ii) Consider an ocean liner that leaves l’Harve, France, crosses the Atlantic Ocean, enters the St Lawerence River, and docks at Montreal, Quebec. The Atlantic Ocean is sea water and the St Lawerence is fresh water. What happens to the draft of the ocean liner as it goes from the salt water of the Atlantic to the fresh water of the St Lawerence? Why? The “draft” of a ship is the depth of the ship below the water.

The bouyant force must equal the weight of the vessel.
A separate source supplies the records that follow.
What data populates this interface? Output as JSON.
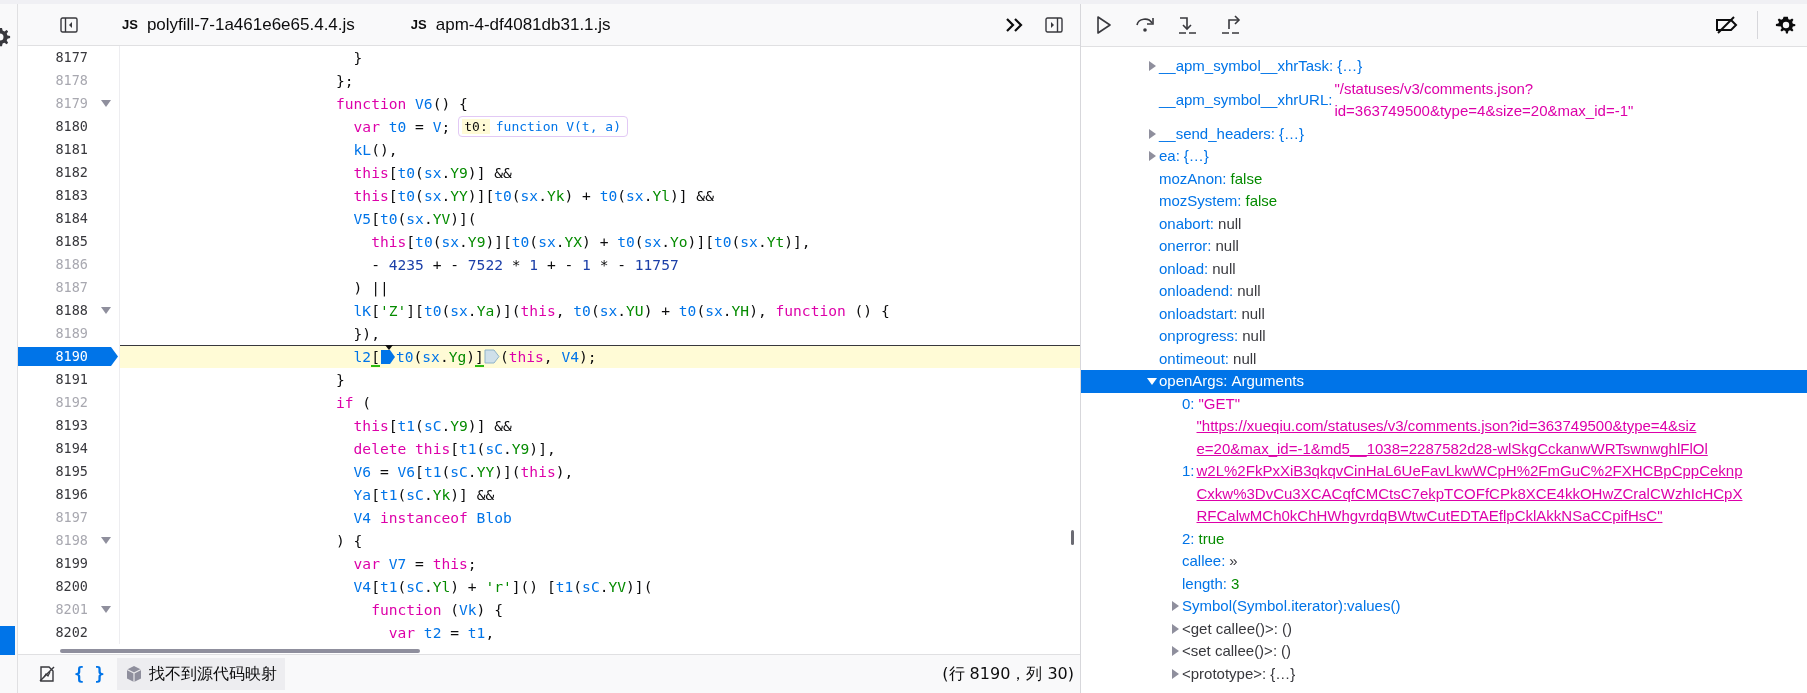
{
  "editor": {
    "tabs": [
      {
        "icon": "JS",
        "label": "polyfill-7-1a461e6e65.4.4.js",
        "selected": false
      },
      {
        "icon": "JS",
        "label": "apm-4-df4081db31.1.js",
        "selected": false
      }
    ],
    "lines": [
      {
        "number": "8177",
        "breakable": true,
        "tokens": [
          {
            "kind": "plain",
            "text": "  }"
          }
        ]
      },
      {
        "number": "8178",
        "breakable": false,
        "tokens": [
          {
            "kind": "plain",
            "text": "};"
          }
        ]
      },
      {
        "number": "8179",
        "breakable": false,
        "foldable": true,
        "tokens": [
          {
            "kind": "keyword",
            "text": "function"
          },
          {
            "kind": "name",
            "text": " V6"
          },
          {
            "kind": "plain",
            "text": "() {"
          }
        ]
      },
      {
        "number": "8180",
        "breakable": true,
        "tokens": [
          {
            "kind": "keyword",
            "text": "  var"
          },
          {
            "kind": "name",
            "text": " t0"
          },
          {
            "kind": "plain",
            "text": " = "
          },
          {
            "kind": "name",
            "text": "V"
          },
          {
            "kind": "plain",
            "text": ";"
          }
        ],
        "preview": {
          "name": "t0:",
          "value": "function V(t, a)"
        }
      },
      {
        "number": "8181",
        "breakable": true,
        "tokens": [
          {
            "kind": "name",
            "text": "  kL"
          },
          {
            "kind": "plain",
            "text": "(),"
          }
        ]
      },
      {
        "number": "8182",
        "breakable": true,
        "tokens": [
          {
            "kind": "keyword",
            "text": "  this"
          },
          {
            "kind": "plain",
            "text": "["
          },
          {
            "kind": "name",
            "text": "t0"
          },
          {
            "kind": "plain",
            "text": "("
          },
          {
            "kind": "name",
            "text": "sx"
          },
          {
            "kind": "plain",
            "text": "."
          },
          {
            "kind": "property",
            "text": "Y9"
          },
          {
            "kind": "plain",
            "text": ")] &&"
          }
        ]
      },
      {
        "number": "8183",
        "breakable": true,
        "tokens": [
          {
            "kind": "keyword",
            "text": "  this"
          },
          {
            "kind": "plain",
            "text": "["
          },
          {
            "kind": "name",
            "text": "t0"
          },
          {
            "kind": "plain",
            "text": "("
          },
          {
            "kind": "name",
            "text": "sx"
          },
          {
            "kind": "plain",
            "text": "."
          },
          {
            "kind": "property",
            "text": "YY"
          },
          {
            "kind": "plain",
            "text": ")]["
          },
          {
            "kind": "name",
            "text": "t0"
          },
          {
            "kind": "plain",
            "text": "("
          },
          {
            "kind": "name",
            "text": "sx"
          },
          {
            "kind": "plain",
            "text": "."
          },
          {
            "kind": "property",
            "text": "Yk"
          },
          {
            "kind": "plain",
            "text": ") + "
          },
          {
            "kind": "name",
            "text": "t0"
          },
          {
            "kind": "plain",
            "text": "("
          },
          {
            "kind": "name",
            "text": "sx"
          },
          {
            "kind": "plain",
            "text": "."
          },
          {
            "kind": "property",
            "text": "Yl"
          },
          {
            "kind": "plain",
            "text": ")] &&"
          }
        ]
      },
      {
        "number": "8184",
        "breakable": true,
        "tokens": [
          {
            "kind": "name",
            "text": "  V5"
          },
          {
            "kind": "plain",
            "text": "["
          },
          {
            "kind": "name",
            "text": "t0"
          },
          {
            "kind": "plain",
            "text": "("
          },
          {
            "kind": "name",
            "text": "sx"
          },
          {
            "kind": "plain",
            "text": "."
          },
          {
            "kind": "property",
            "text": "YV"
          },
          {
            "kind": "plain",
            "text": ")]("
          }
        ]
      },
      {
        "number": "8185",
        "breakable": true,
        "tokens": [
          {
            "kind": "keyword",
            "text": "    this"
          },
          {
            "kind": "plain",
            "text": "["
          },
          {
            "kind": "name",
            "text": "t0"
          },
          {
            "kind": "plain",
            "text": "("
          },
          {
            "kind": "name",
            "text": "sx"
          },
          {
            "kind": "plain",
            "text": "."
          },
          {
            "kind": "property",
            "text": "Y9"
          },
          {
            "kind": "plain",
            "text": ")]["
          },
          {
            "kind": "name",
            "text": "t0"
          },
          {
            "kind": "plain",
            "text": "("
          },
          {
            "kind": "name",
            "text": "sx"
          },
          {
            "kind": "plain",
            "text": "."
          },
          {
            "kind": "property",
            "text": "YX"
          },
          {
            "kind": "plain",
            "text": ") + "
          },
          {
            "kind": "name",
            "text": "t0"
          },
          {
            "kind": "plain",
            "text": "("
          },
          {
            "kind": "name",
            "text": "sx"
          },
          {
            "kind": "plain",
            "text": "."
          },
          {
            "kind": "property",
            "text": "Yo"
          },
          {
            "kind": "plain",
            "text": ")]["
          },
          {
            "kind": "name",
            "text": "t0"
          },
          {
            "kind": "plain",
            "text": "("
          },
          {
            "kind": "name",
            "text": "sx"
          },
          {
            "kind": "plain",
            "text": "."
          },
          {
            "kind": "property",
            "text": "Yt"
          },
          {
            "kind": "plain",
            "text": ")],"
          }
        ]
      },
      {
        "number": "8186",
        "breakable": false,
        "tokens": [
          {
            "kind": "plain",
            "text": "    - "
          },
          {
            "kind": "number",
            "text": "4235"
          },
          {
            "kind": "plain",
            "text": " + - "
          },
          {
            "kind": "number",
            "text": "7522"
          },
          {
            "kind": "plain",
            "text": " * "
          },
          {
            "kind": "number",
            "text": "1"
          },
          {
            "kind": "plain",
            "text": " + - "
          },
          {
            "kind": "number",
            "text": "1"
          },
          {
            "kind": "plain",
            "text": " * - "
          },
          {
            "kind": "number",
            "text": "11757"
          }
        ]
      },
      {
        "number": "8187",
        "breakable": false,
        "tokens": [
          {
            "kind": "plain",
            "text": "  ) ||"
          }
        ]
      },
      {
        "number": "8188",
        "breakable": true,
        "foldable": true,
        "tokens": [
          {
            "kind": "name",
            "text": "  lK"
          },
          {
            "kind": "plain",
            "text": "["
          },
          {
            "kind": "string",
            "text": "'Z'"
          },
          {
            "kind": "plain",
            "text": "]["
          },
          {
            "kind": "name",
            "text": "t0"
          },
          {
            "kind": "plain",
            "text": "("
          },
          {
            "kind": "name",
            "text": "sx"
          },
          {
            "kind": "plain",
            "text": "."
          },
          {
            "kind": "property",
            "text": "Ya"
          },
          {
            "kind": "plain",
            "text": ")]("
          },
          {
            "kind": "keyword",
            "text": "this"
          },
          {
            "kind": "plain",
            "text": ", "
          },
          {
            "kind": "name",
            "text": "t0"
          },
          {
            "kind": "plain",
            "text": "("
          },
          {
            "kind": "name",
            "text": "sx"
          },
          {
            "kind": "plain",
            "text": "."
          },
          {
            "kind": "property",
            "text": "YU"
          },
          {
            "kind": "plain",
            "text": ") + "
          },
          {
            "kind": "name",
            "text": "t0"
          },
          {
            "kind": "plain",
            "text": "("
          },
          {
            "kind": "name",
            "text": "sx"
          },
          {
            "kind": "plain",
            "text": "."
          },
          {
            "kind": "property",
            "text": "YH"
          },
          {
            "kind": "plain",
            "text": "), "
          },
          {
            "kind": "keyword",
            "text": "function"
          },
          {
            "kind": "plain",
            "text": " () {"
          }
        ]
      },
      {
        "number": "8189",
        "breakable": false,
        "tokens": [
          {
            "kind": "plain",
            "text": "  }),"
          }
        ]
      },
      {
        "number": "8190",
        "breakable": true,
        "paused": true,
        "tokens": [
          {
            "kind": "name",
            "text": "  l2"
          },
          {
            "kind": "bracket",
            "text": "["
          },
          {
            "kind": "column-breakpoint",
            "active": true
          },
          {
            "kind": "name",
            "text": "t0"
          },
          {
            "kind": "plain",
            "text": "("
          },
          {
            "kind": "name",
            "text": "sx"
          },
          {
            "kind": "plain",
            "text": "."
          },
          {
            "kind": "property",
            "text": "Yg"
          },
          {
            "kind": "plain",
            "text": ")"
          },
          {
            "kind": "bracket",
            "text": "]"
          },
          {
            "kind": "column-breakpoint",
            "active": false
          },
          {
            "kind": "plain",
            "text": "("
          },
          {
            "kind": "keyword",
            "text": "this"
          },
          {
            "kind": "plain",
            "text": ", "
          },
          {
            "kind": "name",
            "text": "V4"
          },
          {
            "kind": "plain",
            "text": ");"
          }
        ]
      },
      {
        "number": "8191",
        "breakable": true,
        "tokens": [
          {
            "kind": "plain",
            "text": "}"
          }
        ]
      },
      {
        "number": "8192",
        "breakable": false,
        "tokens": [
          {
            "kind": "keyword",
            "text": "if"
          },
          {
            "kind": "plain",
            "text": " ("
          }
        ]
      },
      {
        "number": "8193",
        "breakable": true,
        "tokens": [
          {
            "kind": "keyword",
            "text": "  this"
          },
          {
            "kind": "plain",
            "text": "["
          },
          {
            "kind": "name",
            "text": "t1"
          },
          {
            "kind": "plain",
            "text": "("
          },
          {
            "kind": "name",
            "text": "sC"
          },
          {
            "kind": "plain",
            "text": "."
          },
          {
            "kind": "property",
            "text": "Y9"
          },
          {
            "kind": "plain",
            "text": ")] &&"
          }
        ]
      },
      {
        "number": "8194",
        "breakable": true,
        "tokens": [
          {
            "kind": "keyword",
            "text": "  delete"
          },
          {
            "kind": "keyword",
            "text": " this"
          },
          {
            "kind": "plain",
            "text": "["
          },
          {
            "kind": "name",
            "text": "t1"
          },
          {
            "kind": "plain",
            "text": "("
          },
          {
            "kind": "name",
            "text": "sC"
          },
          {
            "kind": "plain",
            "text": "."
          },
          {
            "kind": "property",
            "text": "Y9"
          },
          {
            "kind": "plain",
            "text": ")],"
          }
        ]
      },
      {
        "number": "8195",
        "breakable": true,
        "tokens": [
          {
            "kind": "name",
            "text": "  V6"
          },
          {
            "kind": "plain",
            "text": " = "
          },
          {
            "kind": "name",
            "text": "V6"
          },
          {
            "kind": "plain",
            "text": "["
          },
          {
            "kind": "name",
            "text": "t1"
          },
          {
            "kind": "plain",
            "text": "("
          },
          {
            "kind": "name",
            "text": "sC"
          },
          {
            "kind": "plain",
            "text": "."
          },
          {
            "kind": "property",
            "text": "YY"
          },
          {
            "kind": "plain",
            "text": ")]("
          },
          {
            "kind": "keyword",
            "text": "this"
          },
          {
            "kind": "plain",
            "text": "),"
          }
        ]
      },
      {
        "number": "8196",
        "breakable": true,
        "tokens": [
          {
            "kind": "name",
            "text": "  Ya"
          },
          {
            "kind": "plain",
            "text": "["
          },
          {
            "kind": "name",
            "text": "t1"
          },
          {
            "kind": "plain",
            "text": "("
          },
          {
            "kind": "name",
            "text": "sC"
          },
          {
            "kind": "plain",
            "text": "."
          },
          {
            "kind": "property",
            "text": "Yk"
          },
          {
            "kind": "plain",
            "text": ")] &&"
          }
        ]
      },
      {
        "number": "8197",
        "breakable": false,
        "tokens": [
          {
            "kind": "name",
            "text": "  V4"
          },
          {
            "kind": "keyword",
            "text": " instanceof"
          },
          {
            "kind": "name",
            "text": " Blob"
          }
        ]
      },
      {
        "number": "8198",
        "breakable": false,
        "foldable": true,
        "tokens": [
          {
            "kind": "plain",
            "text": ") {"
          }
        ]
      },
      {
        "number": "8199",
        "breakable": true,
        "tokens": [
          {
            "kind": "keyword",
            "text": "  var"
          },
          {
            "kind": "name",
            "text": " V7"
          },
          {
            "kind": "plain",
            "text": " = "
          },
          {
            "kind": "keyword",
            "text": "this"
          },
          {
            "kind": "plain",
            "text": ";"
          }
        ]
      },
      {
        "number": "8200",
        "breakable": true,
        "tokens": [
          {
            "kind": "name",
            "text": "  V4"
          },
          {
            "kind": "plain",
            "text": "["
          },
          {
            "kind": "name",
            "text": "t1"
          },
          {
            "kind": "plain",
            "text": "("
          },
          {
            "kind": "name",
            "text": "sC"
          },
          {
            "kind": "plain",
            "text": "."
          },
          {
            "kind": "property",
            "text": "Yl"
          },
          {
            "kind": "plain",
            "text": ") + "
          },
          {
            "kind": "string",
            "text": "'r'"
          },
          {
            "kind": "plain",
            "text": "]() ["
          },
          {
            "kind": "name",
            "text": "t1"
          },
          {
            "kind": "plain",
            "text": "("
          },
          {
            "kind": "name",
            "text": "sC"
          },
          {
            "kind": "plain",
            "text": "."
          },
          {
            "kind": "property",
            "text": "YV"
          },
          {
            "kind": "plain",
            "text": ")]("
          }
        ]
      },
      {
        "number": "8201",
        "breakable": false,
        "foldable": true,
        "tokens": [
          {
            "kind": "keyword",
            "text": "    function"
          },
          {
            "kind": "plain",
            "text": " ("
          },
          {
            "kind": "name",
            "text": "Vk"
          },
          {
            "kind": "plain",
            "text": ") {"
          }
        ]
      },
      {
        "number": "8202",
        "breakable": true,
        "tokens": [
          {
            "kind": "keyword",
            "text": "      var"
          },
          {
            "kind": "name",
            "text": " t2"
          },
          {
            "kind": "plain",
            "text": " = "
          },
          {
            "kind": "name",
            "text": "t1"
          },
          {
            "kind": "plain",
            "text": ","
          }
        ]
      }
    ],
    "status": {
      "format_label": "{ }",
      "source_map_label": "找不到源代码映射",
      "position": "(行 8190，列 30)"
    }
  },
  "debugger": {
    "scopes": [
      {
        "name": "__apm_symbol__xhrTask:",
        "value": "{…}",
        "kind": "object",
        "expanded": false,
        "selected": false
      },
      {
        "name": "__apm_symbol__xhrURL:",
        "lines": [
          "\"/statuses/v3/comments.json?",
          "id=363749500&type=4&size=20&max_id=-1\""
        ],
        "kind": "string",
        "selected": false
      },
      {
        "name": "__send_headers:",
        "value": "{…}",
        "kind": "object",
        "expanded": false,
        "selected": false
      },
      {
        "name": "ea:",
        "value": "{…}",
        "kind": "object",
        "expanded": false,
        "selected": false
      },
      {
        "name": "mozAnon:",
        "value": "false",
        "kind": "boolean",
        "selected": false
      },
      {
        "name": "mozSystem:",
        "value": "false",
        "kind": "boolean",
        "selected": false
      },
      {
        "name": "onabort:",
        "value": "null",
        "kind": "null",
        "selected": false
      },
      {
        "name": "onerror:",
        "value": "null",
        "kind": "null",
        "selected": false
      },
      {
        "name": "onload:",
        "value": "null",
        "kind": "null",
        "selected": false
      },
      {
        "name": "onloadend:",
        "value": "null",
        "kind": "null",
        "selected": false
      },
      {
        "name": "onloadstart:",
        "value": "null",
        "kind": "null",
        "selected": false
      },
      {
        "name": "onprogress:",
        "value": "null",
        "kind": "null",
        "selected": false
      },
      {
        "name": "ontimeout:",
        "value": "null",
        "kind": "null",
        "selected": false
      },
      {
        "name": "openArgs:",
        "value": "Arguments",
        "kind": "class",
        "expanded": true,
        "selected": true,
        "children": [
          {
            "name": "0:",
            "value": "\"GET\"",
            "kind": "string",
            "internal": false,
            "selected": false
          },
          {
            "name": "1:",
            "lines": [
              "\"https://xueqiu.com/statuses/v3/comments.json?id=363749500&type=4&siz",
              "e=20&max_id=-1&md5__1038=2287582d28-wlSkgCckanwWRTswnwghlFlOl",
              "w2L%2FkPxXiB3qkqvCinHaL6UeFavLkwWCpH%2FmGuC%2FXHCBpCppCeknp",
              "Cxkw%3DvCu3XCACqfCMCtsC7ekpTCOFfCPk8XCE4kkOHwZCralCWzhIcHCpX",
              "RFCalwMCh0kChHWhgvrdqBWtwCutEDTAEflpCklAkkNSaCCpifHsC\""
            ],
            "kind": "url",
            "internal": false,
            "selected": false
          },
          {
            "name": "2:",
            "value": "true",
            "kind": "boolean",
            "internal": false,
            "selected": false
          },
          {
            "name": "callee:",
            "value": "»",
            "kind": "plain",
            "internal": false,
            "selected": false
          },
          {
            "name": "length:",
            "value": "3",
            "kind": "number",
            "internal": false,
            "selected": false
          },
          {
            "name": "Symbol(Symbol.iterator):values()",
            "internal": false,
            "expanded": false,
            "selected": false
          },
          {
            "name": "<get callee()>:",
            "value": "()",
            "kind": "plain",
            "internal": true,
            "expanded": false,
            "selected": false
          },
          {
            "name": "<set callee()>:",
            "value": "()",
            "kind": "plain",
            "internal": true,
            "expanded": false,
            "selected": false
          },
          {
            "name": "<prototype>:",
            "value": "{…}",
            "kind": "plain",
            "internal": true,
            "expanded": false,
            "selected": false
          }
        ]
      }
    ]
  }
}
The bouyant force is provided by the weight of the water displaced. Since sea water has a greater density, less sea water must be displaced. That means the draft in fresh water will be greater (deeper) than the draft in sea water.

iii) In class, I demonstrated a ping-pong ball in a funnel. As I blew air through the funnel, the ping-pong ball was held in place. Why? Why was it not blown out of the funnel?

The Bernoulli effect is that moving air exerts less pressure than still air. The moving air between the funnel and the ping-pong ball exerts less pressure than the still air on the other side of the ping-pong ball. The greater pressure on the other side of the ping-pong ball means there is greater force there, pushing the ball into the funnel.

iv) Name a thermometric property and describe how it can be used in a thermometer?

A thermometric property is a property that changes with the temperature.

As a liquid is heated, its volume expands. This can be used to make a common liquid-in-glass thermometer.

As a metal is heated, its length increases. This can be used to make a bimetallic strip thermometer.

As a resistor is heated, its resistance changes. This can be used to make an electronic thermometer.

As a gas is heated, its volume expands. This can be used to make a constant volume gas thermometer. We used such a thermometer to come up with the absolute temperature scale, now more usually known as the Kelvin temperature scale.

| Return to 1151 Calendar |